Parking meters control multiple parking spaces on streets and in municipal parking lots. All meters accept quarters, dollar coins, parking cards, and credit and debit cards for payment. Each meter has rate information and step-by-step instructions posted on its display card. Meters marked with a credit card logo will also accept Visa, MasterCard, American Express or Discover Network cards.
Parking limits and regulations appear on street signs. Motorists may park at meters on Sundays without paying. You can submit a comment about the Sunday meter regulations or report a sign displaying outdated Sunday parking rules. All parking regulations other than parking meters, remain in effect as posted.
The Department of Transportation (DOT) accepts reports of meters that are broken, working incorrectly, or too close to a fire hydrant. DOT does not accept reports of meters that did not receive authorization for credit or debit card payment and therefore did not issue a receipt.
Damaged meters include those that are:
Defective meters include those that are:

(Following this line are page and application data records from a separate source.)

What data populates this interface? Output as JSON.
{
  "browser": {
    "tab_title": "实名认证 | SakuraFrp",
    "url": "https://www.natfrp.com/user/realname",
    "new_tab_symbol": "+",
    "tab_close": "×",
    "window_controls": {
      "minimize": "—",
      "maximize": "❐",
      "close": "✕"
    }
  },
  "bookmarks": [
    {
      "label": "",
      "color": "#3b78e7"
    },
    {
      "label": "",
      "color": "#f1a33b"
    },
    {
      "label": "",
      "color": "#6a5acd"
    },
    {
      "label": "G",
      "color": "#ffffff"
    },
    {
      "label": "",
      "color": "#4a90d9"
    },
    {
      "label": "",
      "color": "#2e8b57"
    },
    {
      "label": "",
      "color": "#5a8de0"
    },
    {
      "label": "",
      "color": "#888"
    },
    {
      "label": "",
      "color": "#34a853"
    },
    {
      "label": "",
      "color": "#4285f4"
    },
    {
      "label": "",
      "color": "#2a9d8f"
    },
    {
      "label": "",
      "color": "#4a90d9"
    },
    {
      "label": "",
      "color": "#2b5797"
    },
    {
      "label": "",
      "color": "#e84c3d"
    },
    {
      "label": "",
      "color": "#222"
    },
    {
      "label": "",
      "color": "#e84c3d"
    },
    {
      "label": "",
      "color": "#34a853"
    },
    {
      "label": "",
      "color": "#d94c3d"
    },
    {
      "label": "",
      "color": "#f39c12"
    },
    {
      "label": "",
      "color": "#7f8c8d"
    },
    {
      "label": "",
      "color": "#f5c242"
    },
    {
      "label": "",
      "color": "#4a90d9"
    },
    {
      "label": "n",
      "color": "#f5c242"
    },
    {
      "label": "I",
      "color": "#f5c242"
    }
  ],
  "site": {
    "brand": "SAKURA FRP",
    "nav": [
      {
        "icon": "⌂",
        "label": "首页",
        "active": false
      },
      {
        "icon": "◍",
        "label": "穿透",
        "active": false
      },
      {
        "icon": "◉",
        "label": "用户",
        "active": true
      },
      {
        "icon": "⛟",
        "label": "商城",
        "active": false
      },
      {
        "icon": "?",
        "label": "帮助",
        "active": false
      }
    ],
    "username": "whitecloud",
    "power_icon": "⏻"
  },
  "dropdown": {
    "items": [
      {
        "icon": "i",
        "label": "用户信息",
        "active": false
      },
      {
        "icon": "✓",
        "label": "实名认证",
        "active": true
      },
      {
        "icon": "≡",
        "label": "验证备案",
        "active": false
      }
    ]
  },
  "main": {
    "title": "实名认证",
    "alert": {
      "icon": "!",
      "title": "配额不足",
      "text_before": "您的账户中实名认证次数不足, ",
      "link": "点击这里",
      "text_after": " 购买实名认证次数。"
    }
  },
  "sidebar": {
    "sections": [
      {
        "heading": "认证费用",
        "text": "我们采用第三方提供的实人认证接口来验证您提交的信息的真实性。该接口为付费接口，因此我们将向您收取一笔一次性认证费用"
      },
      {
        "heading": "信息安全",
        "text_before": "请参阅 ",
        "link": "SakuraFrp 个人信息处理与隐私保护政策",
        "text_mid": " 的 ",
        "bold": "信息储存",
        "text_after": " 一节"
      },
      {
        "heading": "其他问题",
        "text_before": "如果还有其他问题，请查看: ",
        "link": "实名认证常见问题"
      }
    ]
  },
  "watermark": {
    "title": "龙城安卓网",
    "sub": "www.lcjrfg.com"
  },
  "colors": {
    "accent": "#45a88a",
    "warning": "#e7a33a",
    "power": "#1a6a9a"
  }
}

When a Muni-Meter is out-of-service, you should make a payment and obtain a receipt from the other parking meter located on the block or on the next block. If the other meters are not working, make sure to document the date, time, and meter numbers, should you need to dispute a parking ticket. In a parking field, you should purchase a parking receipt from the nearest Muni-Meter to the broken one
If all Muni-Meters on the block or in a parking field are broken or missing, you can park for the maximum amount of time posted for that metered space.
DOT will inspect the damaged or defective meter and make repairs if necessary.
If your credit card is stuck in a meter, contact the bank that issued the card and cancel it. A DOT crew member will be dispatched to the meter location to retrieve your card and have it destroyed. If your parking card is stuck in a meter, DOT will retrieve it and mail it back to you.
You can also put in a request to have a new meter installed.